# [DATA RECORDS]

⁂

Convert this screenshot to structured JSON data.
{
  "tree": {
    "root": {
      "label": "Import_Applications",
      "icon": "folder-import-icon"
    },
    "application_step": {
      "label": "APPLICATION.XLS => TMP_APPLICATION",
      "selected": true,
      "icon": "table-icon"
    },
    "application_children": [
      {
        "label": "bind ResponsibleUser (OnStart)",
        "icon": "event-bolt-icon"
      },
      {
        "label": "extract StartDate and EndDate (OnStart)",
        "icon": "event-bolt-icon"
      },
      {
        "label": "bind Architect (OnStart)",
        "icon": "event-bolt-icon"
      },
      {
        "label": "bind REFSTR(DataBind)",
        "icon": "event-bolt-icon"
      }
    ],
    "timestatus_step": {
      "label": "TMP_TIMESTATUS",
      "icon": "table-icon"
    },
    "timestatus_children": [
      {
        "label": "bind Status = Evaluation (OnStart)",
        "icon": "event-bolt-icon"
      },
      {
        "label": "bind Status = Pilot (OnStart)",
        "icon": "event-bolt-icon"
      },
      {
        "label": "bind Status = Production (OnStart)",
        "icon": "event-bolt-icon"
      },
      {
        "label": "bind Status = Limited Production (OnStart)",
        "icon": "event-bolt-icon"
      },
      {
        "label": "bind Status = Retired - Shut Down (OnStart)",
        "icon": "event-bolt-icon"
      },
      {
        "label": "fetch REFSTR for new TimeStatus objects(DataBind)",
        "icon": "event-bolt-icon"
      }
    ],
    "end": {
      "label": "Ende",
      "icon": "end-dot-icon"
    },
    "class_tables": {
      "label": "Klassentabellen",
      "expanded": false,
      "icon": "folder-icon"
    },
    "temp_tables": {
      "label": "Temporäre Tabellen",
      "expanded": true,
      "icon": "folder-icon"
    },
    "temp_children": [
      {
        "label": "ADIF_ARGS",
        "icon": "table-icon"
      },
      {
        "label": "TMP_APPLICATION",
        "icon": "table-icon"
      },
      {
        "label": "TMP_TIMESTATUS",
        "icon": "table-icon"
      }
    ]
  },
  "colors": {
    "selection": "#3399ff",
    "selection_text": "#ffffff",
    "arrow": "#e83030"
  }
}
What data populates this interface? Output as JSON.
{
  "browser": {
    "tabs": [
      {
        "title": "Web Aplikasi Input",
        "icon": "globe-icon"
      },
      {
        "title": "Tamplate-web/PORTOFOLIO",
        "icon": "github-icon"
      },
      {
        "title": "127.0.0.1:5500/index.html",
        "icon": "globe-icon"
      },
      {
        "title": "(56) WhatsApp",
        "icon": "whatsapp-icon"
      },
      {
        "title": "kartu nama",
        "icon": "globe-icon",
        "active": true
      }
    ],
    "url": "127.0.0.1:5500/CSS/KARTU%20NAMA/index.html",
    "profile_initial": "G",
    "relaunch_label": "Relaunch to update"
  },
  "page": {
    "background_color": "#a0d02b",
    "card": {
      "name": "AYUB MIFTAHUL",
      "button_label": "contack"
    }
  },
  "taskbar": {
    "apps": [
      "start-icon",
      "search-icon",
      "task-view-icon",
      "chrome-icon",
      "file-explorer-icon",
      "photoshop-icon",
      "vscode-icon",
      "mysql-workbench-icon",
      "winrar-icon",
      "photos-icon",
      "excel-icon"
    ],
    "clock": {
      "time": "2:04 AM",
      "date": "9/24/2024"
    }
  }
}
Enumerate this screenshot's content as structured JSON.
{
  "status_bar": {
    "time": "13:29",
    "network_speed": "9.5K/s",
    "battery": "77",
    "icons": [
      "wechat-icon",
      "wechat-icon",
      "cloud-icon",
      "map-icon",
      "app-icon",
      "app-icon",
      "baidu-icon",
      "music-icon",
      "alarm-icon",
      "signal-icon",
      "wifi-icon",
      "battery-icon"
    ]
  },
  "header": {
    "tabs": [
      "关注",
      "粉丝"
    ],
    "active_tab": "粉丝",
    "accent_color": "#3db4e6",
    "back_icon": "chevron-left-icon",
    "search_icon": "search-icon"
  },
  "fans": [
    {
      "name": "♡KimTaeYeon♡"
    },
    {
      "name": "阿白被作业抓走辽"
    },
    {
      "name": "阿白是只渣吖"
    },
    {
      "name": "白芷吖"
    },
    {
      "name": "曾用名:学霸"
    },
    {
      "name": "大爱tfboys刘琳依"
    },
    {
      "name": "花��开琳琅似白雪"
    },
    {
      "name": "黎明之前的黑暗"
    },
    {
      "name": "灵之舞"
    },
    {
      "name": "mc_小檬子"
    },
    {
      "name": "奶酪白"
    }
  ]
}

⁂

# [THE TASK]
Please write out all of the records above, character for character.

# [RESULT OF THE EXERCISE]
Convert this screenshot to structured JSON data.
{
  "tree": {
    "root": {
      "label": "Import_Applications",
      "icon": "folder-import-icon"
    },
    "application_step": {
      "label": "APPLICATION.XLS => TMP_APPLICATION",
      "selected": true,
      "icon": "table-icon"
    },
    "application_children": [
      {
        "label": "bind ResponsibleUser (OnStart)",
        "icon": "event-bolt-icon"
      },
      {
        "label": "extract StartDate and EndDate (OnStart)",
        "icon": "event-bolt-icon"
      },
      {
        "label": "bind Architect (OnStart)",
        "icon": "event-bolt-icon"
      },
      {
        "label": "bind REFSTR(DataBind)",
        "icon": "event-bolt-icon"
      }
    ],
    "timestatus_step": {
      "label": "TMP_TIMESTATUS",
      "icon": "table-icon"
    },
    "timestatus_children": [
      {
        "label": "bind Status = Evaluation (OnStart)",
        "icon": "event-bolt-icon"
      },
      {
        "label": "bind Status = Pilot (OnStart)",
        "icon": "event-bolt-icon"
      },
      {
        "label": "bind Status = Production (OnStart)",
        "icon": "event-bolt-icon"
      },
      {
        "label": "bind Status = Limited Production (OnStart)",
        "icon": "event-bolt-icon"
      },
      {
        "label": "bind Status = Retired - Shut Down (OnStart)",
        "icon": "event-bolt-icon"
      },
      {
        "label": "fetch REFSTR for new TimeStatus objects(DataBind)",
        "icon": "event-bolt-icon"
      }
    ],
    "end": {
      "label": "Ende",
      "icon": "end-dot-icon"
    },
    "class_tables": {
      "label": "Klassentabellen",
      "expanded": false,
      "icon": "folder-icon"
    },
    "temp_tables": {
      "label": "Temporäre Tabellen",
      "expanded": true,
      "icon": "folder-icon"
    },
    "temp_children": [
      {
        "label": "ADIF_ARGS",
        "icon": "table-icon"
      },
      {
        "label": "TMP_APPLICATION",
        "icon": "table-icon"
      },
      {
        "label": "TMP_TIMESTATUS",
        "icon": "table-icon"
      }
    ]
  },
  "colors": {
    "selection": "#3399ff",
    "selection_text": "#ffffff",
    "arrow": "#e83030"
  }
}
What data populates this interface? Output as JSON.
{
  "browser": {
    "tabs": [
      {
        "title": "Web Aplikasi Input",
        "icon": "globe-icon"
      },
      {
        "title": "Tamplate-web/PORTOFOLIO",
        "icon": "github-icon"
      },
      {
        "title": "127.0.0.1:5500/index.html",
        "icon": "globe-icon"
      },
      {
        "title": "(56) WhatsApp",
        "icon": "whatsapp-icon"
      },
      {
        "title": "kartu nama",
        "icon": "globe-icon",
        "active": true
      }
    ],
    "url": "127.0.0.1:5500/CSS/KARTU%20NAMA/index.html",
    "profile_initial": "G",
    "relaunch_label": "Relaunch to update"
  },
  "page": {
    "background_color": "#a0d02b",
    "card": {
      "name": "AYUB MIFTAHUL",
      "button_label": "contack"
    }
  },
  "taskbar": {
    "apps": [
      "start-icon",
      "search-icon",
      "task-view-icon",
      "chrome-icon",
      "file-explorer-icon",
      "photoshop-icon",
      "vscode-icon",
      "mysql-workbench-icon",
      "winrar-icon",
      "photos-icon",
      "excel-icon"
    ],
    "clock": {
      "time": "2:04 AM",
      "date": "9/24/2024"
    }
  }
}
Enumerate this screenshot's content as structured JSON.
{
  "status_bar": {
    "time": "13:29",
    "network_speed": "9.5K/s",
    "battery": "77",
    "icons": [
      "wechat-icon",
      "wechat-icon",
      "cloud-icon",
      "map-icon",
      "app-icon",
      "app-icon",
      "baidu-icon",
      "music-icon",
      "alarm-icon",
      "signal-icon",
      "wifi-icon",
      "battery-icon"
    ]
  },
  "header": {
    "tabs": [
      "关注",
      "粉丝"
    ],
    "active_tab": "粉丝",
    "accent_color": "#3db4e6",
    "back_icon": "chevron-left-icon",
    "search_icon": "search-icon"
  },
  "fans": [
    {
      "name": "♡KimTaeYeon♡"
    },
    {
      "name": "阿白被作业抓走辽"
    },
    {
      "name": "阿白是只渣吖"
    },
    {
      "name": "白芷吖"
    },
    {
      "name": "曾用名:学霸"
    },
    {
      "name": "大爱tfboys刘琳依"
    },
    {
      "name": "花��开琳琅似白雪"
    },
    {
      "name": "黎明之前的黑暗"
    },
    {
      "name": "灵之舞"
    },
    {
      "name": "mc_小檬子"
    },
    {
      "name": "奶酪白"
    }
  ]
}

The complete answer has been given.